#### Task instructions
Return each record unchanged and drop the images.

Dataset rows describing interfaces
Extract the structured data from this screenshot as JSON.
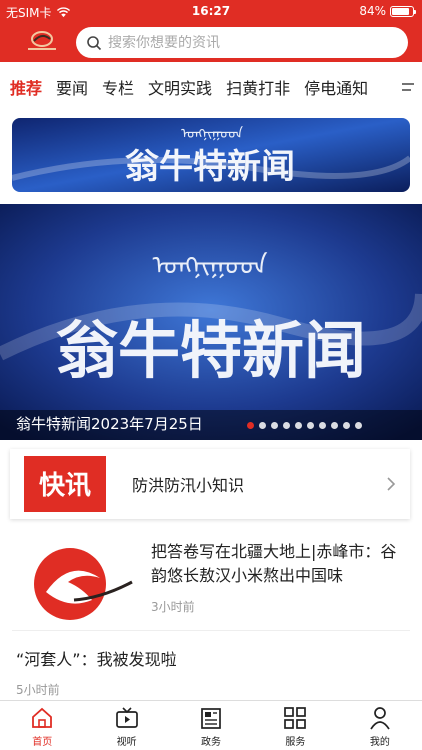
{
  "status": {
    "carrier": "无SIM卡",
    "time": "16:27",
    "battery": "84%",
    "battery_level": 0.84
  },
  "search": {
    "placeholder": "搜索你想要的资讯"
  },
  "tabs": [
    "推荐",
    "要闻",
    "专栏",
    "文明实践",
    "扫黄打非",
    "停电通知"
  ],
  "banner_small": {
    "mongolian_text": "ᠣᠩᠨᠢᠭᠤᠳ",
    "title": "翁牛特新闻"
  },
  "banner_big": {
    "mongolian_text": "ᠣᠩᠨᠢᠭᠤᠳ",
    "title": "翁牛特新闻",
    "caption": "翁牛特新闻2023年7月25日",
    "dots": 10,
    "active_dot": 0
  },
  "quick": {
    "badge": "快讯",
    "title": "防洪防汛小知识"
  },
  "news": [
    {
      "title": "把答卷写在北疆大地上|赤峰市：谷韵悠长敖汉小米熬出中国味",
      "time": "3小时前"
    },
    {
      "title": "“河套人”：我被发现啦",
      "time": "5小时前"
    }
  ],
  "bottom_nav": [
    {
      "label": "首页",
      "icon": "home-icon"
    },
    {
      "label": "视听",
      "icon": "video-icon"
    },
    {
      "label": "政务",
      "icon": "newspaper-icon"
    },
    {
      "label": "服务",
      "icon": "grid-icon"
    },
    {
      "label": "我的",
      "icon": "user-icon"
    }
  ],
  "colors": {
    "brand_red": "#e02d24",
    "banner_blue": "#1d3a8f"
  }
}
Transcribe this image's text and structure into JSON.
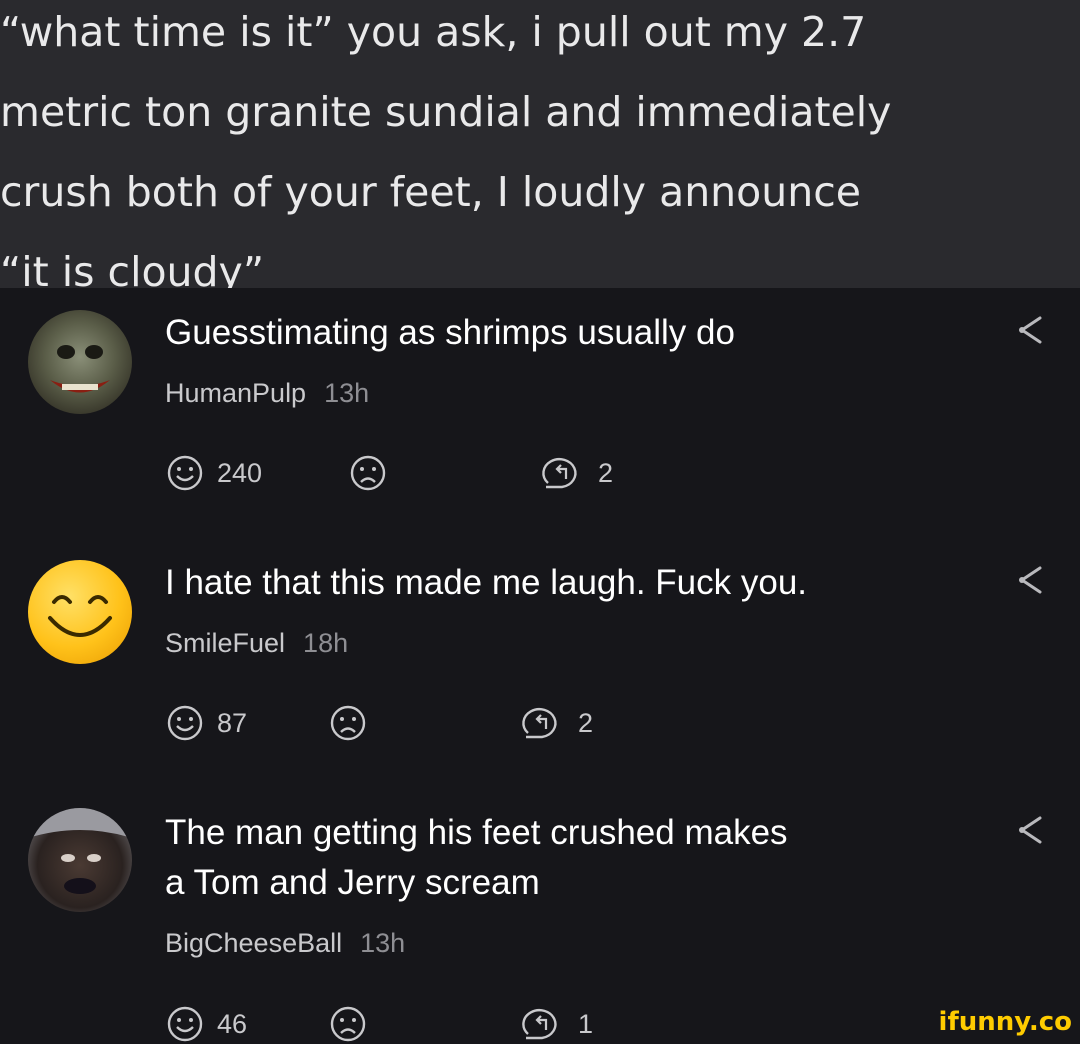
{
  "post": {
    "text": "“what time is it” you ask, i pull out my 2.7\nmetric ton granite sundial and immediately\ncrush both of your feet, I loudly announce\n“it is cloudy”"
  },
  "comments": [
    {
      "text": "Guesstimating as shrimps usually do",
      "user": "HumanPulp",
      "time": "13h",
      "likes": "240",
      "replies": "2"
    },
    {
      "text": "I hate that this made me laugh. Fuck you.",
      "user": "SmileFuel",
      "time": "18h",
      "likes": "87",
      "replies": "2"
    },
    {
      "text": "The man getting his feet crushed makes\na Tom and Jerry scream",
      "user": "BigCheeseBall",
      "time": "13h",
      "likes": "46",
      "replies": "1"
    }
  ],
  "watermark": "ifunny.co",
  "colors": {
    "post_bg": "#2a2a2e",
    "comments_bg": "#16161a",
    "meta": "#8e8e93",
    "watermark": "#ffcc00"
  }
}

#### Solution to this exercise
Extract the structured data from this screenshot as JSON.
{
  "status": {
    "carrier": "无SIM卡",
    "time": "16:27",
    "battery": "84%",
    "battery_level": 0.84
  },
  "search": {
    "placeholder": "搜索你想要的资讯"
  },
  "tabs": [
    "推荐",
    "要闻",
    "专栏",
    "文明实践",
    "扫黄打非",
    "停电通知"
  ],
  "banner_small": {
    "mongolian_text": "ᠣᠩᠨᠢᠭᠤᠳ",
    "title": "翁牛特新闻"
  },
  "banner_big": {
    "mongolian_text": "ᠣᠩᠨᠢᠭᠤᠳ",
    "title": "翁牛特新闻",
    "caption": "翁牛特新闻2023年7月25日",
    "dots": 10,
    "active_dot": 0
  },
  "quick": {
    "badge": "快讯",
    "title": "防洪防汛小知识"
  },
  "news": [
    {
      "title": "把答卷写在北疆大地上|赤峰市：谷韵悠长敖汉小米熬出中国味",
      "time": "3小时前"
    },
    {
      "title": "“河套人”：我被发现啦",
      "time": "5小时前"
    }
  ],
  "bottom_nav": [
    {
      "label": "首页",
      "icon": "home-icon"
    },
    {
      "label": "视听",
      "icon": "video-icon"
    },
    {
      "label": "政务",
      "icon": "newspaper-icon"
    },
    {
      "label": "服务",
      "icon": "grid-icon"
    },
    {
      "label": "我的",
      "icon": "user-icon"
    }
  ],
  "colors": {
    "brand_red": "#e02d24",
    "banner_blue": "#1d3a8f"
  }
}
Transcribe this image's text and structure into JSON.
{
  "post": {
    "text": "“what time is it” you ask, i pull out my 2.7\nmetric ton granite sundial and immediately\ncrush both of your feet, I loudly announce\n“it is cloudy”"
  },
  "comments": [
    {
      "text": "Guesstimating as shrimps usually do",
      "user": "HumanPulp",
      "time": "13h",
      "likes": "240",
      "replies": "2"
    },
    {
      "text": "I hate that this made me laugh. Fuck you.",
      "user": "SmileFuel",
      "time": "18h",
      "likes": "87",
      "replies": "2"
    },
    {
      "text": "The man getting his feet crushed makes\na Tom and Jerry scream",
      "user": "BigCheeseBall",
      "time": "13h",
      "likes": "46",
      "replies": "1"
    }
  ],
  "watermark": "ifunny.co",
  "colors": {
    "post_bg": "#2a2a2e",
    "comments_bg": "#16161a",
    "meta": "#8e8e93",
    "watermark": "#ffcc00"
  }
}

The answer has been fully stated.